Records for the exercise:

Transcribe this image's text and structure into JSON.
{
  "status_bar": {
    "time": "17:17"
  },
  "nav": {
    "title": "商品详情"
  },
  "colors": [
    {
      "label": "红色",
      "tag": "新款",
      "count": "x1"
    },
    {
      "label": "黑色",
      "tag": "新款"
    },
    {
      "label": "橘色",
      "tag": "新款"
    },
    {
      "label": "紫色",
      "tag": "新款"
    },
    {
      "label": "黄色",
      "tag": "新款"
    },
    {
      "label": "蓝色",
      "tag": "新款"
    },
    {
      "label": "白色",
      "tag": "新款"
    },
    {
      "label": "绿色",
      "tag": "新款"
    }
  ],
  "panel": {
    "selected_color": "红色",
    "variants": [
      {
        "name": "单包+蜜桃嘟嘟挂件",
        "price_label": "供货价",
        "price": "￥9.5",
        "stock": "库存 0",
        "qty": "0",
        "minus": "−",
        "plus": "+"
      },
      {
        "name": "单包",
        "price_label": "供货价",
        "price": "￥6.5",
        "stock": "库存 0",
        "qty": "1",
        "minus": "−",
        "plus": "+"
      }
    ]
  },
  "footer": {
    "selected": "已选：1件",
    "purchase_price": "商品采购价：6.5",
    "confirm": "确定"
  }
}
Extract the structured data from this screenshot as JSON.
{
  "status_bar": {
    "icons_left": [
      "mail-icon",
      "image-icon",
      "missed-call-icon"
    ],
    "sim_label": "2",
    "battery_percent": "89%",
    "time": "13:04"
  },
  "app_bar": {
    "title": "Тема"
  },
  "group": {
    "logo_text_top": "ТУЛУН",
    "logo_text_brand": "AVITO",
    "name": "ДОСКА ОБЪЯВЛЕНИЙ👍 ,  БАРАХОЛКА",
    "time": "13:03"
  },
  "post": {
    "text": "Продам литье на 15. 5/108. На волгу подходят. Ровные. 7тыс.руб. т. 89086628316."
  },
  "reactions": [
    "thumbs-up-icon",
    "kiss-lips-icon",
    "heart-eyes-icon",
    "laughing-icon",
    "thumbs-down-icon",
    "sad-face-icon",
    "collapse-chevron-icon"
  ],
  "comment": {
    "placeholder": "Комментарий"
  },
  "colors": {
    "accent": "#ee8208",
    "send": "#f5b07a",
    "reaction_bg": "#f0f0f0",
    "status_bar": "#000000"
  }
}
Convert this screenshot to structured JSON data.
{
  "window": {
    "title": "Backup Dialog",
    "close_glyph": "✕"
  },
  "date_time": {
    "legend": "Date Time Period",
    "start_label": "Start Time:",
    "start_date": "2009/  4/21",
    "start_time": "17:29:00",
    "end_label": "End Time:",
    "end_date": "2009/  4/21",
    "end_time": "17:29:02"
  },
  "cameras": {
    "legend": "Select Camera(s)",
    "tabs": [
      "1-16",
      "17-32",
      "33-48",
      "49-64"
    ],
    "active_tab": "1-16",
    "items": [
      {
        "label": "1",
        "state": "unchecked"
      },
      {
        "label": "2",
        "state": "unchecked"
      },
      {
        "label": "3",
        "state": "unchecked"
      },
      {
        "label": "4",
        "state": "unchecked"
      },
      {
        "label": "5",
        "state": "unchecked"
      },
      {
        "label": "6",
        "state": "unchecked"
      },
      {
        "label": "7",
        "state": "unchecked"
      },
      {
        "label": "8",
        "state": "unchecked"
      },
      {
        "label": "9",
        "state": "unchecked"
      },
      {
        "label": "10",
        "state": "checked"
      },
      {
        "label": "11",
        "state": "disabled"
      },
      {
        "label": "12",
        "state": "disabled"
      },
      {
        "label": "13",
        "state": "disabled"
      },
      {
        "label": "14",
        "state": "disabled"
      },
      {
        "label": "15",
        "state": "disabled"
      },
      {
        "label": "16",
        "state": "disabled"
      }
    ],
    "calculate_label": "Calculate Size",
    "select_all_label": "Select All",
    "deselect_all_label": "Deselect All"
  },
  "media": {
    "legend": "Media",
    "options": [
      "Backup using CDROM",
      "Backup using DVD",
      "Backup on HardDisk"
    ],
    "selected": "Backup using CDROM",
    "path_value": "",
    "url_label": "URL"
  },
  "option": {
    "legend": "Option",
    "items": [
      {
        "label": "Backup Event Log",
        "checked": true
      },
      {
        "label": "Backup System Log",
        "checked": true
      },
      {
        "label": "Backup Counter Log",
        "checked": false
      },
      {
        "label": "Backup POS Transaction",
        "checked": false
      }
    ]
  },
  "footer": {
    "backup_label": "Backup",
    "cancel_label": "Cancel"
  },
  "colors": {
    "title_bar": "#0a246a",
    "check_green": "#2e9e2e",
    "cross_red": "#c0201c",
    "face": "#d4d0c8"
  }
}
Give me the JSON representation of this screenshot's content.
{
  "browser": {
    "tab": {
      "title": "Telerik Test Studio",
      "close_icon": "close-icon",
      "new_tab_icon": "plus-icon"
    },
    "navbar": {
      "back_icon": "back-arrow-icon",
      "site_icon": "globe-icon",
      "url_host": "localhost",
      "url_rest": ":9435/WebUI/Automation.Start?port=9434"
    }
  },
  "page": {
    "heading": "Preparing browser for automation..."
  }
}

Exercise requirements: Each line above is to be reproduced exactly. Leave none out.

Output below:
Transcribe this image's text and structure into JSON.
{
  "status_bar": {
    "time": "17:17"
  },
  "nav": {
    "title": "商品详情"
  },
  "colors": [
    {
      "label": "红色",
      "tag": "新款",
      "count": "x1"
    },
    {
      "label": "黑色",
      "tag": "新款"
    },
    {
      "label": "橘色",
      "tag": "新款"
    },
    {
      "label": "紫色",
      "tag": "新款"
    },
    {
      "label": "黄色",
      "tag": "新款"
    },
    {
      "label": "蓝色",
      "tag": "新款"
    },
    {
      "label": "白色",
      "tag": "新款"
    },
    {
      "label": "绿色",
      "tag": "新款"
    }
  ],
  "panel": {
    "selected_color": "红色",
    "variants": [
      {
        "name": "单包+蜜桃嘟嘟挂件",
        "price_label": "供货价",
        "price": "￥9.5",
        "stock": "库存 0",
        "qty": "0",
        "minus": "−",
        "plus": "+"
      },
      {
        "name": "单包",
        "price_label": "供货价",
        "price": "￥6.5",
        "stock": "库存 0",
        "qty": "1",
        "minus": "−",
        "plus": "+"
      }
    ]
  },
  "footer": {
    "selected": "已选：1件",
    "purchase_price": "商品采购价：6.5",
    "confirm": "确定"
  }
}
Extract the structured data from this screenshot as JSON.
{
  "status_bar": {
    "icons_left": [
      "mail-icon",
      "image-icon",
      "missed-call-icon"
    ],
    "sim_label": "2",
    "battery_percent": "89%",
    "time": "13:04"
  },
  "app_bar": {
    "title": "Тема"
  },
  "group": {
    "logo_text_top": "ТУЛУН",
    "logo_text_brand": "AVITO",
    "name": "ДОСКА ОБЪЯВЛЕНИЙ👍 ,  БАРАХОЛКА",
    "time": "13:03"
  },
  "post": {
    "text": "Продам литье на 15. 5/108. На волгу подходят. Ровные. 7тыс.руб. т. 89086628316."
  },
  "reactions": [
    "thumbs-up-icon",
    "kiss-lips-icon",
    "heart-eyes-icon",
    "laughing-icon",
    "thumbs-down-icon",
    "sad-face-icon",
    "collapse-chevron-icon"
  ],
  "comment": {
    "placeholder": "Комментарий"
  },
  "colors": {
    "accent": "#ee8208",
    "send": "#f5b07a",
    "reaction_bg": "#f0f0f0",
    "status_bar": "#000000"
  }
}
Convert this screenshot to structured JSON data.
{
  "window": {
    "title": "Backup Dialog",
    "close_glyph": "✕"
  },
  "date_time": {
    "legend": "Date Time Period",
    "start_label": "Start Time:",
    "start_date": "2009/  4/21",
    "start_time": "17:29:00",
    "end_label": "End Time:",
    "end_date": "2009/  4/21",
    "end_time": "17:29:02"
  },
  "cameras": {
    "legend": "Select Camera(s)",
    "tabs": [
      "1-16",
      "17-32",
      "33-48",
      "49-64"
    ],
    "active_tab": "1-16",
    "items": [
      {
        "label": "1",
        "state": "unchecked"
      },
      {
        "label": "2",
        "state": "unchecked"
      },
      {
        "label": "3",
        "state": "unchecked"
      },
      {
        "label": "4",
        "state": "unchecked"
      },
      {
        "label": "5",
        "state": "unchecked"
      },
      {
        "label": "6",
        "state": "unchecked"
      },
      {
        "label": "7",
        "state": "unchecked"
      },
      {
        "label": "8",
        "state": "unchecked"
      },
      {
        "label": "9",
        "state": "unchecked"
      },
      {
        "label": "10",
        "state": "checked"
      },
      {
        "label": "11",
        "state": "disabled"
      },
      {
        "label": "12",
        "state": "disabled"
      },
      {
        "label": "13",
        "state": "disabled"
      },
      {
        "label": "14",
        "state": "disabled"
      },
      {
        "label": "15",
        "state": "disabled"
      },
      {
        "label": "16",
        "state": "disabled"
      }
    ],
    "calculate_label": "Calculate Size",
    "select_all_label": "Select All",
    "deselect_all_label": "Deselect All"
  },
  "media": {
    "legend": "Media",
    "options": [
      "Backup using CDROM",
      "Backup using DVD",
      "Backup on HardDisk"
    ],
    "selected": "Backup using CDROM",
    "path_value": "",
    "url_label": "URL"
  },
  "option": {
    "legend": "Option",
    "items": [
      {
        "label": "Backup Event Log",
        "checked": true
      },
      {
        "label": "Backup System Log",
        "checked": true
      },
      {
        "label": "Backup Counter Log",
        "checked": false
      },
      {
        "label": "Backup POS Transaction",
        "checked": false
      }
    ]
  },
  "footer": {
    "backup_label": "Backup",
    "cancel_label": "Cancel"
  },
  "colors": {
    "title_bar": "#0a246a",
    "check_green": "#2e9e2e",
    "cross_red": "#c0201c",
    "face": "#d4d0c8"
  }
}
Give me the JSON representation of this screenshot's content.
{
  "browser": {
    "tab": {
      "title": "Telerik Test Studio",
      "close_icon": "close-icon",
      "new_tab_icon": "plus-icon"
    },
    "navbar": {
      "back_icon": "back-arrow-icon",
      "site_icon": "globe-icon",
      "url_host": "localhost",
      "url_rest": ":9435/WebUI/Automation.Start?port=9434"
    }
  },
  "page": {
    "heading": "Preparing browser for automation..."
  }
}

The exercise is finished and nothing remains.